Level of Access Assigned by Author

Campus-Only Thesis



Degree Name

Master of Science (MS)


Mechanical Engineering


Vincent Caccese

Second Committee Member

Wilhelm Friess

Third Committee Member

Andrew Goupee

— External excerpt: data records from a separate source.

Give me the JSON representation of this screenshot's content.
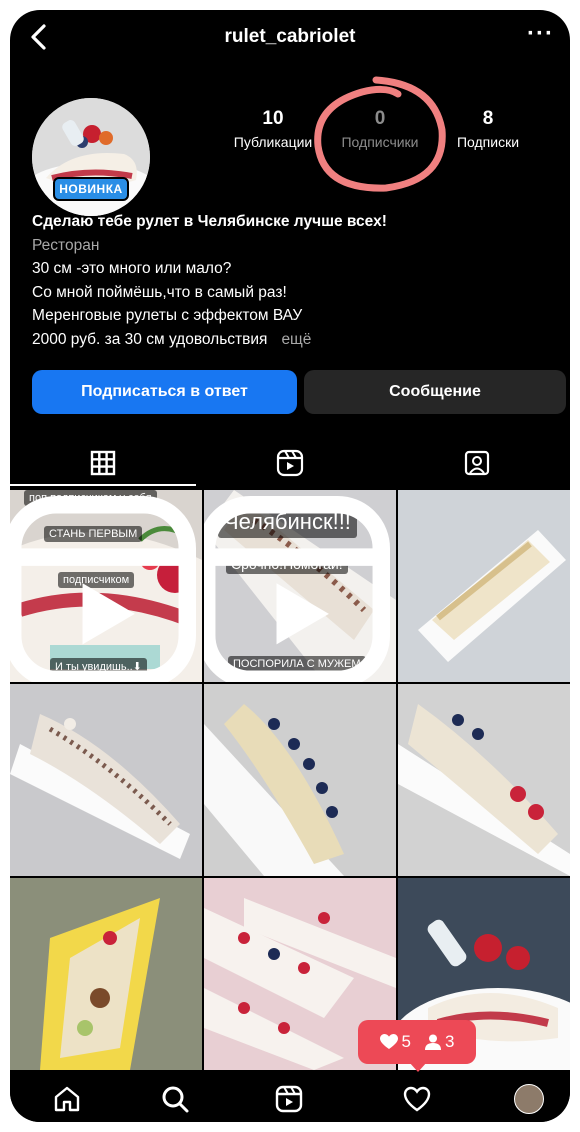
{
  "header": {
    "username": "rulet_cabriolet",
    "more_label": "···"
  },
  "profile": {
    "badge": "НОВИНКА",
    "stats": {
      "posts_count": "10",
      "posts_label": "Публикации",
      "followers_count": "0",
      "followers_label": "Подписчики",
      "following_count": "8",
      "following_label": "Подписки"
    },
    "bio": {
      "name": "Сделаю тебе рулет в Челябинске лучше всех!",
      "category": "Ресторан",
      "line1": "30 см -это много или мало?",
      "line2": "Со мной поймёшь,что в самый раз!",
      "line3": "Меренговые рулеты с эффектом ВАУ",
      "line4": "2000 руб. за 30 см удовольствия",
      "more": "ещё"
    }
  },
  "actions": {
    "follow_back": "Подписаться в ответ",
    "message": "Сообщение"
  },
  "tabs": [
    "grid-icon",
    "reels-icon",
    "tagged-icon"
  ],
  "grid": {
    "post1": {
      "top_text": "поп подписчикам у себя",
      "cap1": "СТАНЬ ПЕРВЫМ",
      "cap2": "подписчиком",
      "cap3": "И ты увидишь..⬇"
    },
    "post2": {
      "cap1": "Челябинск!!!",
      "cap2": "Срочно!Помогай!",
      "cap3": "ПОСПОРИЛА С МУЖЕМ"
    }
  },
  "notification": {
    "likes": "5",
    "follows": "3",
    "color": "#ed4956"
  },
  "bottom_nav": [
    "home-icon",
    "search-icon",
    "reels-icon",
    "activity-heart-icon",
    "profile-avatar"
  ],
  "colors": {
    "accent": "#1877f2",
    "badge": "#2a8ee6",
    "annotation": "#f08080"
  }
}
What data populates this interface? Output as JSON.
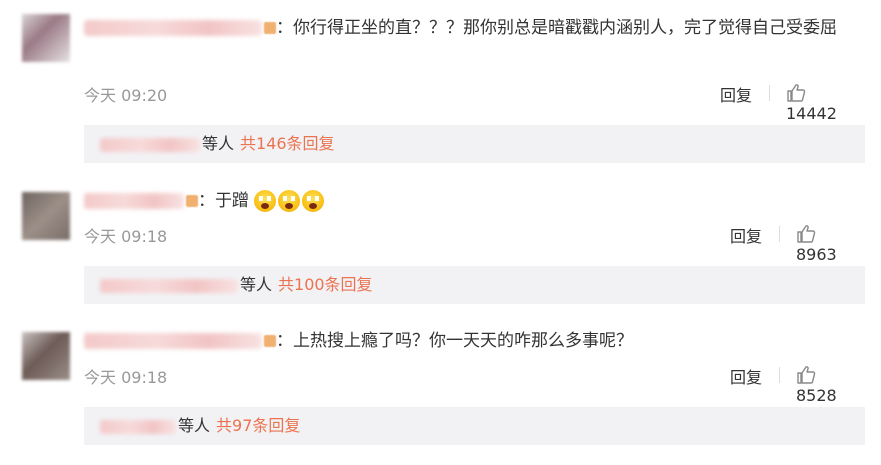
{
  "comments": [
    {
      "text": "：你行得正坐的直？？？那你别总是暗戳戳内涵别人，完了觉得自己受委屈",
      "time": "今天 09:20",
      "reply_label": "回复",
      "likes": "14442",
      "sub": {
        "people": "等人",
        "count_link": "共146条回复"
      }
    },
    {
      "text": "：于蹭",
      "emoji_icons": [
        "scared-face-emoji",
        "scared-face-emoji",
        "scared-face-emoji"
      ],
      "time": "今天 09:18",
      "reply_label": "回复",
      "likes": "8963",
      "sub": {
        "people": "等人",
        "count_link": "共100条回复"
      }
    },
    {
      "text": "：上热搜上瘾了吗？你一天天的咋那么多事呢？",
      "time": "今天 09:18",
      "reply_label": "回复",
      "likes": "8528",
      "sub": {
        "people": "等人",
        "count_link": "共97条回复"
      }
    }
  ],
  "colors": {
    "accent": "#eb7350",
    "meta_gray": "#999999",
    "sub_bg": "#f2f2f5"
  },
  "icons": {
    "like": "thumbs-up-icon"
  }
}
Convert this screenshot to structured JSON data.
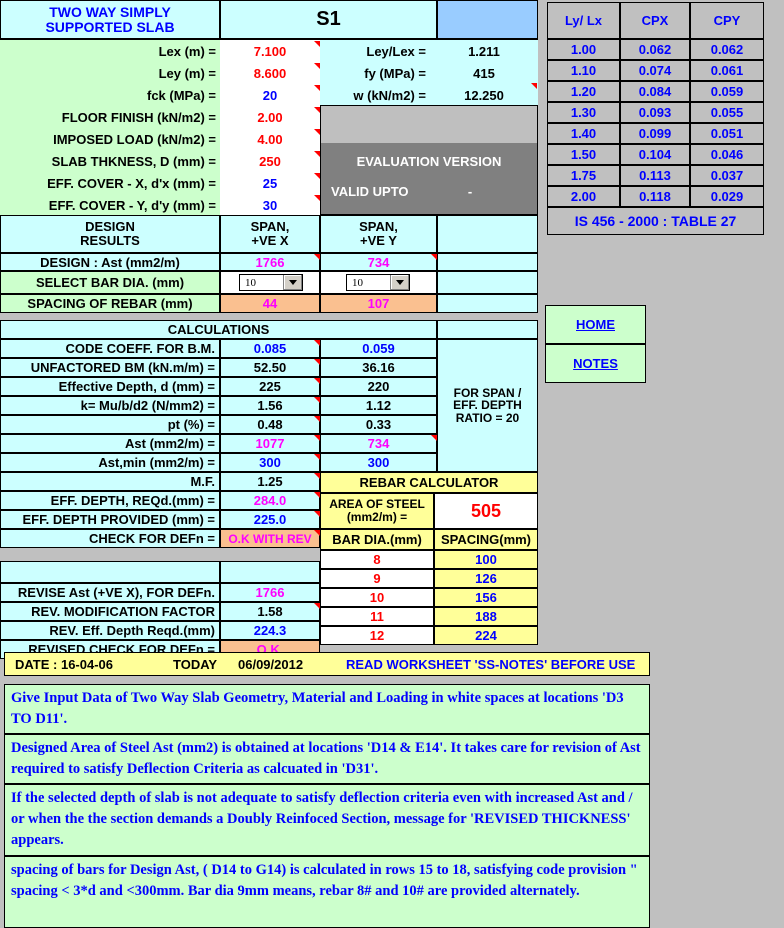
{
  "header": {
    "title_line1": "TWO WAY SIMPLY",
    "title_line2": "SUPPORTED  SLAB",
    "slab_id": "S1"
  },
  "inputs": {
    "rows": [
      {
        "label": "Lex (m) =",
        "value": "7.100",
        "color": "#ff0000"
      },
      {
        "label": "Ley (m) =",
        "value": "8.600",
        "color": "#ff0000"
      },
      {
        "label": "fck (MPa) =",
        "value": "20",
        "color": "#0000ff"
      },
      {
        "label": "FLOOR FINISH (kN/m2) =",
        "value": "2.00",
        "color": "#ff0000"
      },
      {
        "label": "IMPOSED LOAD (kN/m2) =",
        "value": "4.00",
        "color": "#ff0000"
      },
      {
        "label": "SLAB THKNESS, D (mm) =",
        "value": "250",
        "color": "#ff0000"
      },
      {
        "label": "EFF. COVER - X, d'x (mm) =",
        "value": "25",
        "color": "#0000ff"
      },
      {
        "label": "EFF. COVER - Y, d'y (mm) =",
        "value": "30",
        "color": "#0000ff"
      }
    ]
  },
  "derived": {
    "rows": [
      {
        "label": "Ley/Lex =",
        "value": "1.211"
      },
      {
        "label": "fy (MPa) =",
        "value": "415"
      },
      {
        "label": "w (kN/m2) =",
        "value": "12.250"
      }
    ]
  },
  "evaluation": {
    "line1": "EVALUATION VERSION",
    "line2": "VALID UPTO",
    "line2_value": "-"
  },
  "design_results": {
    "title_line1": "DESIGN",
    "title_line2": "RESULTS",
    "col_x_line1": "SPAN,",
    "col_x_line2": "+VE X",
    "col_y_line1": "SPAN,",
    "col_y_line2": "+VE Y",
    "ast_label": "DESIGN : Ast (mm2/m)",
    "ast_x": "1766",
    "ast_y": "734",
    "bar_dia_label": "SELECT BAR DIA. (mm)",
    "bar_dia_x": "10",
    "bar_dia_y": "10",
    "spacing_label": "SPACING OF REBAR (mm)",
    "spacing_x": "44",
    "spacing_y": "107"
  },
  "calculations": {
    "title": "CALCULATIONS",
    "rows": [
      {
        "label": "CODE COEFF. FOR B.M.",
        "x": "0.085",
        "y": "0.059",
        "xcolor": "#0000ff",
        "ycolor": "#0000ff"
      },
      {
        "label": "UNFACTORED BM (kN.m/m) =",
        "x": "52.50",
        "y": "36.16",
        "xcolor": "#000000",
        "ycolor": "#000000"
      },
      {
        "label": "Effective Depth, d (mm) =",
        "x": "225",
        "y": "220",
        "xcolor": "#000000",
        "ycolor": "#000000"
      },
      {
        "label": "k= Mu/b/d2 (N/mm2) =",
        "x": "1.56",
        "y": "1.12",
        "xcolor": "#000000",
        "ycolor": "#000000"
      },
      {
        "label": "pt (%) =",
        "x": "0.48",
        "y": "0.33",
        "xcolor": "#000000",
        "ycolor": "#000000"
      },
      {
        "label": "Ast (mm2/m) =",
        "x": "1077",
        "y": "734",
        "xcolor": "#ff00ff",
        "ycolor": "#ff00ff"
      },
      {
        "label": "Ast,min (mm2/m) =",
        "x": "300",
        "y": "300",
        "xcolor": "#0000ff",
        "ycolor": "#0000ff"
      }
    ],
    "side_note_line1": "FOR SPAN /",
    "side_note_line2": "EFF. DEPTH",
    "side_note_line3": "RATIO = 20"
  },
  "deflection": {
    "rows": [
      {
        "label": "M.F.",
        "value": "1.25",
        "color": "#000000"
      },
      {
        "label": "EFF. DEPTH, REQd.(mm) =",
        "value": "284.0",
        "color": "#ff00ff"
      },
      {
        "label": "EFF. DEPTH PROVIDED (mm) =",
        "value": "225.0",
        "color": "#0000ff"
      },
      {
        "label": "CHECK FOR DEFn =",
        "value": "O.K WITH REV",
        "color": "#ff00ff"
      }
    ],
    "rows2": [
      {
        "label": "REVISE Ast (+VE X), FOR DEFn.",
        "value": "1766",
        "color": "#ff00ff"
      },
      {
        "label": "REV. MODIFICATION FACTOR",
        "value": "1.58",
        "color": "#000000"
      },
      {
        "label": "REV. Eff. Depth Reqd.(mm)",
        "value": "224.3",
        "color": "#0000ff"
      },
      {
        "label": "REVISED CHECK FOR DEFn =",
        "value": "O.K.",
        "color": "#ff00ff"
      }
    ]
  },
  "rebar_calculator": {
    "title": "REBAR CALCULATOR",
    "area_label_line1": "AREA OF STEEL",
    "area_label_line2": "(mm2/m) =",
    "area_value": "505",
    "col1": "BAR DIA.(mm)",
    "col2": "SPACING(mm)",
    "rows": [
      {
        "dia": "8",
        "spacing": "100"
      },
      {
        "dia": "9",
        "spacing": "126"
      },
      {
        "dia": "10",
        "spacing": "156"
      },
      {
        "dia": "11",
        "spacing": "188"
      },
      {
        "dia": "12",
        "spacing": "224"
      }
    ]
  },
  "code_table": {
    "headers": [
      "Ly/ Lx",
      "CPX",
      "CPY"
    ],
    "rows": [
      {
        "lylx": "1.00",
        "cpx": "0.062",
        "cpy": "0.062"
      },
      {
        "lylx": "1.10",
        "cpx": "0.074",
        "cpy": "0.061"
      },
      {
        "lylx": "1.20",
        "cpx": "0.084",
        "cpy": "0.059"
      },
      {
        "lylx": "1.30",
        "cpx": "0.093",
        "cpy": "0.055"
      },
      {
        "lylx": "1.40",
        "cpx": "0.099",
        "cpy": "0.051"
      },
      {
        "lylx": "1.50",
        "cpx": "0.104",
        "cpy": "0.046"
      },
      {
        "lylx": "1.75",
        "cpx": "0.113",
        "cpy": "0.037"
      },
      {
        "lylx": "2.00",
        "cpx": "0.118",
        "cpy": "0.029"
      }
    ],
    "footer": "IS 456 - 2000 : TABLE 27"
  },
  "nav": {
    "home": "HOME",
    "notes": "NOTES"
  },
  "status_bar": {
    "date_label": "DATE : 16-04-06",
    "today_label": "TODAY",
    "today_value": "06/09/2012",
    "message": "READ WORKSHEET 'SS-NOTES' BEFORE USE"
  },
  "notes": [
    "Give Input Data of Two Way Slab Geometry, Material and Loading in white spaces at locations 'D3 TO D11'.",
    "Designed Area of Steel Ast (mm2) is obtained at locations 'D14 & E14'. It takes care for revision of Ast required to satisfy Deflection Criteria as calcuated in 'D31'.",
    "If the selected depth of slab is not adequate to satisfy deflection criteria even with increased Ast and / or when the the section demands a Doubly Reinfoced Section, message for 'REVISED THICKNESS' appears.",
    "spacing of bars for Design Ast, ( D14 to G14) is calculated in rows 15 to 18, satisfying code provision \" spacing < 3*d and <300mm. Bar dia 9mm means, rebar 8# and 10# are provided alternately."
  ],
  "colors": {
    "accent_blue": "#0000ff",
    "accent_red": "#ff0000",
    "accent_magenta": "#ff00ff",
    "cyan_fill": "#ccffff",
    "green_fill": "#ccffcc",
    "yellow_fill": "#ffff99",
    "orange_fill": "#fac090"
  }
}
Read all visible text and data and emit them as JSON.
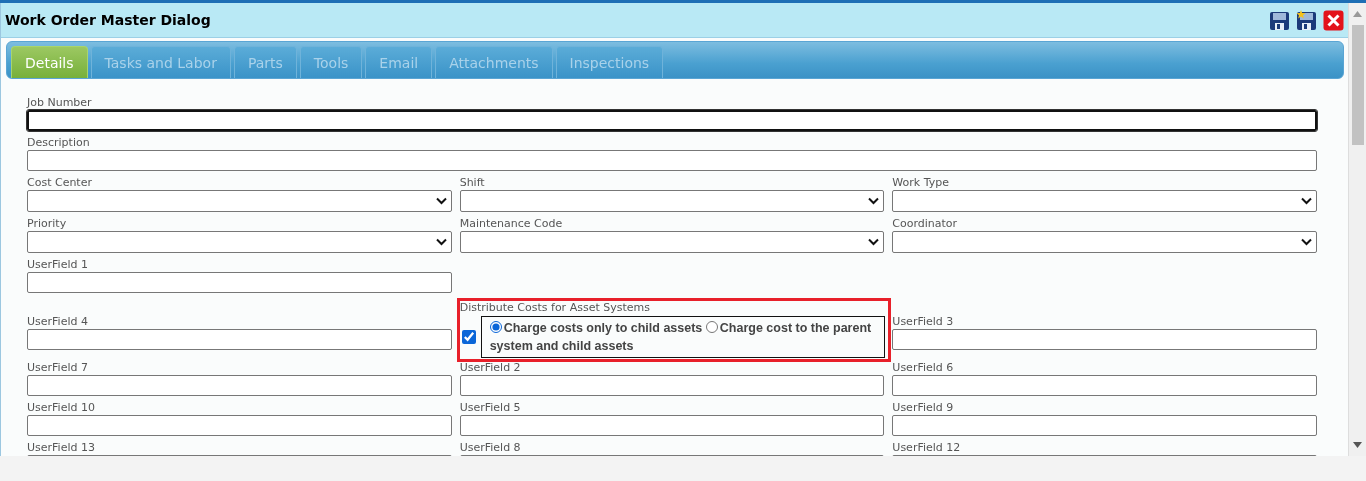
{
  "window": {
    "title": "Work Order Master Dialog"
  },
  "tabs": [
    {
      "label": "Details",
      "selected": true
    },
    {
      "label": "Tasks and Labor",
      "selected": false
    },
    {
      "label": "Parts",
      "selected": false
    },
    {
      "label": "Tools",
      "selected": false
    },
    {
      "label": "Email",
      "selected": false
    },
    {
      "label": "Attachments",
      "selected": false
    },
    {
      "label": "Inspections",
      "selected": false
    }
  ],
  "rows": [
    {
      "kind": "wide",
      "fields": [
        {
          "kind": "text",
          "label": "Job Number",
          "focused": true
        }
      ]
    },
    {
      "kind": "wide",
      "fields": [
        {
          "kind": "text",
          "label": "Description",
          "focused": false
        }
      ]
    },
    {
      "fields": [
        {
          "kind": "select",
          "label": "Cost Center",
          "focused": false
        },
        {
          "kind": "select",
          "label": "Shift",
          "focused": false
        },
        {
          "kind": "select",
          "label": "Work Type",
          "focused": false
        }
      ]
    },
    {
      "fields": [
        {
          "kind": "select",
          "label": "Priority",
          "focused": false
        },
        {
          "kind": "select",
          "label": "Maintenance Code",
          "focused": false
        },
        {
          "kind": "select",
          "label": "Coordinator",
          "focused": false
        }
      ]
    },
    {
      "fields": [
        {
          "kind": "text",
          "label": "UserField 1",
          "focused": false
        }
      ]
    },
    {
      "fields": [
        {
          "kind": "text",
          "label": "UserField 4",
          "focused": false
        },
        {
          "kind": "distribute",
          "label": "Distribute Costs for Asset Systems",
          "checked": true,
          "highlighted": true,
          "options": [
            {
              "label": "Charge costs only to child assets",
              "selected": true
            },
            {
              "label": "Charge cost to the parent system and child assets",
              "selected": false
            }
          ]
        },
        {
          "kind": "text",
          "label": "UserField 3",
          "focused": false
        }
      ]
    },
    {
      "fields": [
        {
          "kind": "text",
          "label": "UserField 7",
          "focused": false
        },
        {
          "kind": "text",
          "label": "UserField 2",
          "focused": false
        },
        {
          "kind": "text",
          "label": "UserField 6",
          "focused": false
        }
      ]
    },
    {
      "fields": [
        {
          "kind": "text",
          "label": "UserField 10",
          "focused": false
        },
        {
          "kind": "text",
          "label": "UserField 5",
          "focused": false
        },
        {
          "kind": "text",
          "label": "UserField 9",
          "focused": false
        }
      ]
    },
    {
      "fields": [
        {
          "kind": "text",
          "label": "UserField 13"
        },
        {
          "kind": "text",
          "label": "UserField 8"
        },
        {
          "kind": "text",
          "label": "UserField 12"
        }
      ]
    }
  ]
}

Traumatic brain injuries (TBI) are a leading cause of deaths and disabilities in the US and account for 30 % of injury related deaths. Each day in the US, 153 people die from TBIs and those who survive may face severe disabilities that could last a life time. To predict the response of different head impact scenarios, numerous standards have been released that act as guidelines or criteria’s that companies and researchers must adhere by. Such standards for example are the ASTM F1446-15b or the NOCSAE ND 001, both of which utilize a linear impact system with a uniaxial acceleration response. These acceleration responses can then be processed through head injury predictors such as the Head Injury Criterion (HIC) that rely on the translational acceleration of the center of gravity. The HIC calculates a value of injury based on the linear motion of an impact response of a standardized headform, while a criterion such as the Brain Injury Criteria (BrIC) utilizes the angular motion which is not measured by many standard helmet impact tests. These predictors calculate an injury response where it is compared to an injury threshold formulated by the predictor or against the Abbreviated Injury Scale (AIS) that indicates the predicted extent of the injury. While these techniques do have an immense amount of background research and do help to predict injuries, they do not have an internal mechanical simulated brain that would account for internal dynamic factors that occur within the skull. The brain is a very soft and theoretically an incompressible structure and has a different relative motion from the skull as it keeps traveling forward while the head bounces back (or vice versa) during an impact or high vibrations. This dynamic characteristic intuitively will cause additional dynamic responses to the brain that must be captured to help refine the prediction of brain injuries. This thesis represents a first step toward developing a head impact testing surrogate with a simulated brain that includes embedded acceleration sensors.

The focus of this research is to develop the hardware and to study the functionality of an accelerometer instrumentation array when embedded into a gel matrix used to simulate brain response. The response of the brain simulating gel is compared to that of the relatively rigid test apparatus with no gel to show the difference in the acceleration signals. A hemispherical 3D-printed shell is mounted with four tri-axial MEMS accelerometers and filled with Dow Corning Sylgard® 527 Dielectric gel. This gel was found to simulate the mechanical properties of the brain quite well and is the primary material used in this type of brain research. Four accelerometer packages are positioned as a nine-accelerometer when embedded into the gel material. The test apparatus was than subjected to a variable frequency 3 G harmonic motion wave formulation to analyze the acceleration response due to low to moderate frequency vibrations. The MEMS (Micro-Electro Mechanical System) accelerometers, when embedded into the Sylgard® 527 Dielectric gel, were able to function properly in the gel material and produce comparable results. The Sylgard® gel, when subject to a vibration, provided evidence as to the relative motion and amplitude of acceleration that differs from that of the hemispherical shell, as well as the differences in response between the boundary of the shell and gel matrix as the radial direction increases from the centroid of the gel. It can also be concluded that accelerometers must be embedded into the brain gel model to capture these internal effects.